[Stored data Boundary: Start]

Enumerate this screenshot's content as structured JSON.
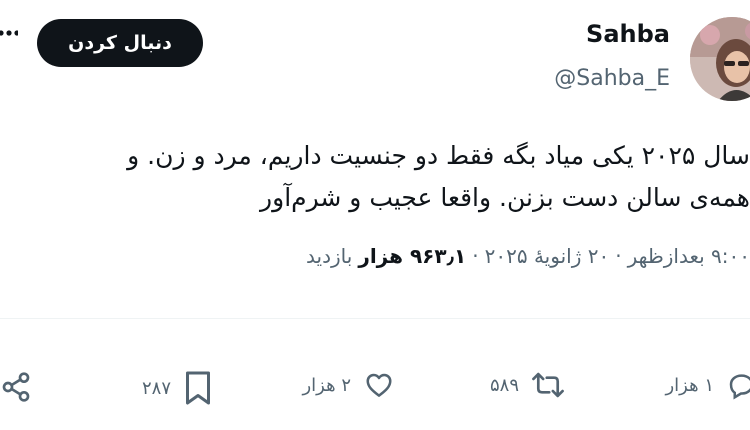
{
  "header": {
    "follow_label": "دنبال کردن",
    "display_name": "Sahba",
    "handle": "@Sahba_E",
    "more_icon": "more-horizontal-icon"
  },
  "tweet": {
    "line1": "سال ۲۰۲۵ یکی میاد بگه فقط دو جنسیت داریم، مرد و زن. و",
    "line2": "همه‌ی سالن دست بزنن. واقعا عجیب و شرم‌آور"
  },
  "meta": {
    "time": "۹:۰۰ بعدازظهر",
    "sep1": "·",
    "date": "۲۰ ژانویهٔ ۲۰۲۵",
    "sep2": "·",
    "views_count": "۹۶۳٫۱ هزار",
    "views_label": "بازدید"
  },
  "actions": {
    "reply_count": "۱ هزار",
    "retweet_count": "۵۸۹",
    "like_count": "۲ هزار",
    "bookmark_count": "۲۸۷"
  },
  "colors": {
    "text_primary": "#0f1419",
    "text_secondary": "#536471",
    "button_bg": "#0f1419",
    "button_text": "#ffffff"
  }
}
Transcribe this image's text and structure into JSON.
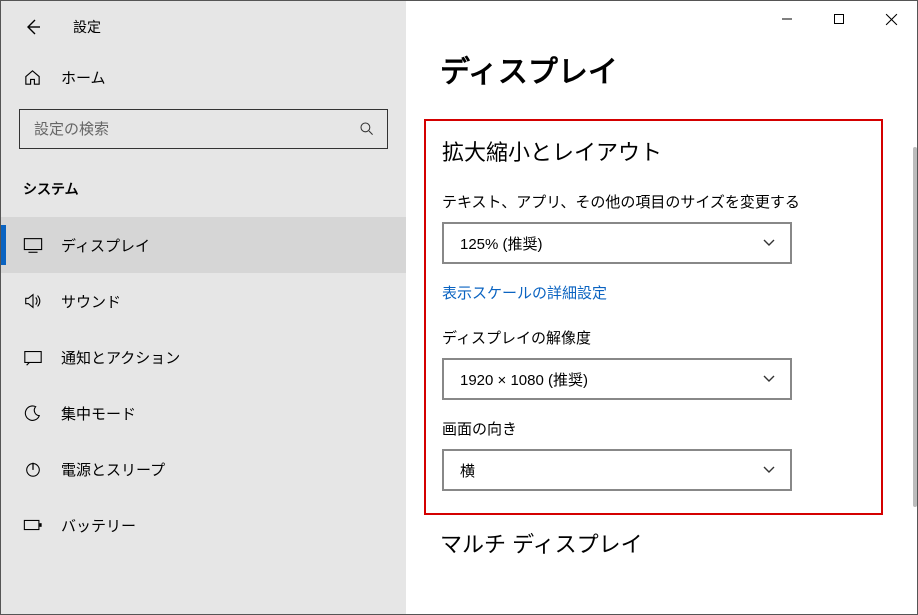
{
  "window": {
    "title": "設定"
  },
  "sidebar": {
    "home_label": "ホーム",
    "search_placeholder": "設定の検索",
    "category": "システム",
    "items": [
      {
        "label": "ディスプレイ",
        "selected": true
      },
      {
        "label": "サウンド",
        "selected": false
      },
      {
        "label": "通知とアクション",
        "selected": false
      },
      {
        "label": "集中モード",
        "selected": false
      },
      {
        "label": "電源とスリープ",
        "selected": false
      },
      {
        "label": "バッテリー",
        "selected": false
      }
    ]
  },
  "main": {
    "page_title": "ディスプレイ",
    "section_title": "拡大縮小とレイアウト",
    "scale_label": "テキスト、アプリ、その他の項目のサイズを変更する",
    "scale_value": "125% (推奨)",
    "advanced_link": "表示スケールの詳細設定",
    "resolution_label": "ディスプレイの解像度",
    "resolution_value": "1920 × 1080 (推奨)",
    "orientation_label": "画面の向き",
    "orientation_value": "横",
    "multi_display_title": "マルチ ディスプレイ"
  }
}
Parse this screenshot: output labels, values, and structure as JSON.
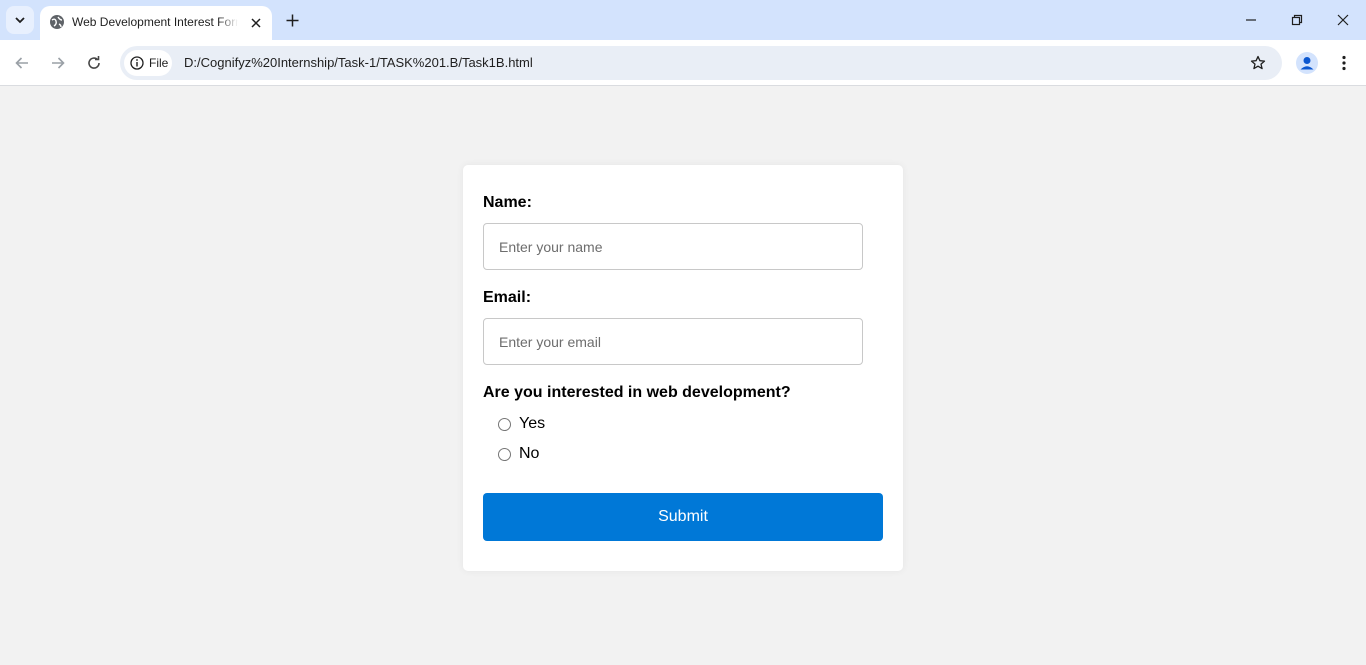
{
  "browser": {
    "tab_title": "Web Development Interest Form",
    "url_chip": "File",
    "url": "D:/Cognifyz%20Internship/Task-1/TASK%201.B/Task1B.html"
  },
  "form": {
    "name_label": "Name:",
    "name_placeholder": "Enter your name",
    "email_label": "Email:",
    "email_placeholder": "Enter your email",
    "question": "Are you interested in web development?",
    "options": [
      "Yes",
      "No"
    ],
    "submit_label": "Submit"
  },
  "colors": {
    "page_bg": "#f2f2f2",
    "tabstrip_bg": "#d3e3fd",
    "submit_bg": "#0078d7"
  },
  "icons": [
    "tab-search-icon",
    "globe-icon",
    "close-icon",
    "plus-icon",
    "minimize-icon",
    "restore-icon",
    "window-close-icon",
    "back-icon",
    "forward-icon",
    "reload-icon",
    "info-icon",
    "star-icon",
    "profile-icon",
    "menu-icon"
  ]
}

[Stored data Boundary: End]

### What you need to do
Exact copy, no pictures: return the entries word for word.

### Answer box
Enumerate this screenshot's content as structured JSON.
{
  "header": {
    "follow_label": "دنبال کردن",
    "display_name": "Sahba",
    "handle": "@Sahba_E",
    "more_icon": "more-horizontal-icon"
  },
  "tweet": {
    "line1": "سال ۲۰۲۵ یکی میاد بگه فقط دو جنسیت داریم، مرد و زن. و",
    "line2": "همه‌ی سالن دست بزنن. واقعا عجیب و شرم‌آور"
  },
  "meta": {
    "time": "۹:۰۰ بعدازظهر",
    "sep1": "·",
    "date": "۲۰ ژانویهٔ ۲۰۲۵",
    "sep2": "·",
    "views_count": "۹۶۳٫۱ هزار",
    "views_label": "بازدید"
  },
  "actions": {
    "reply_count": "۱ هزار",
    "retweet_count": "۵۸۹",
    "like_count": "۲ هزار",
    "bookmark_count": "۲۸۷"
  },
  "colors": {
    "text_primary": "#0f1419",
    "text_secondary": "#536471",
    "button_bg": "#0f1419",
    "button_text": "#ffffff"
  }
}
Transcribe this image's text and structure into JSON.
{
  "window": {
    "title": "設定"
  },
  "sidebar": {
    "home_label": "ホーム",
    "search_placeholder": "設定の検索",
    "category": "システム",
    "items": [
      {
        "label": "ディスプレイ",
        "selected": true
      },
      {
        "label": "サウンド",
        "selected": false
      },
      {
        "label": "通知とアクション",
        "selected": false
      },
      {
        "label": "集中モード",
        "selected": false
      },
      {
        "label": "電源とスリープ",
        "selected": false
      },
      {
        "label": "バッテリー",
        "selected": false
      }
    ]
  },
  "main": {
    "page_title": "ディスプレイ",
    "section_title": "拡大縮小とレイアウト",
    "scale_label": "テキスト、アプリ、その他の項目のサイズを変更する",
    "scale_value": "125% (推奨)",
    "advanced_link": "表示スケールの詳細設定",
    "resolution_label": "ディスプレイの解像度",
    "resolution_value": "1920 × 1080 (推奨)",
    "orientation_label": "画面の向き",
    "orientation_value": "横",
    "multi_display_title": "マルチ ディスプレイ"
  }
}
Parse this screenshot: output labels, values, and structure as JSON.
{
  "browser": {
    "tab_title": "Web Development Interest Form",
    "url_chip": "File",
    "url": "D:/Cognifyz%20Internship/Task-1/TASK%201.B/Task1B.html"
  },
  "form": {
    "name_label": "Name:",
    "name_placeholder": "Enter your name",
    "email_label": "Email:",
    "email_placeholder": "Enter your email",
    "question": "Are you interested in web development?",
    "options": [
      "Yes",
      "No"
    ],
    "submit_label": "Submit"
  },
  "colors": {
    "page_bg": "#f2f2f2",
    "tabstrip_bg": "#d3e3fd",
    "submit_bg": "#0078d7"
  },
  "icons": [
    "tab-search-icon",
    "globe-icon",
    "close-icon",
    "plus-icon",
    "minimize-icon",
    "restore-icon",
    "window-close-icon",
    "back-icon",
    "forward-icon",
    "reload-icon",
    "info-icon",
    "star-icon",
    "profile-icon",
    "menu-icon"
  ]
}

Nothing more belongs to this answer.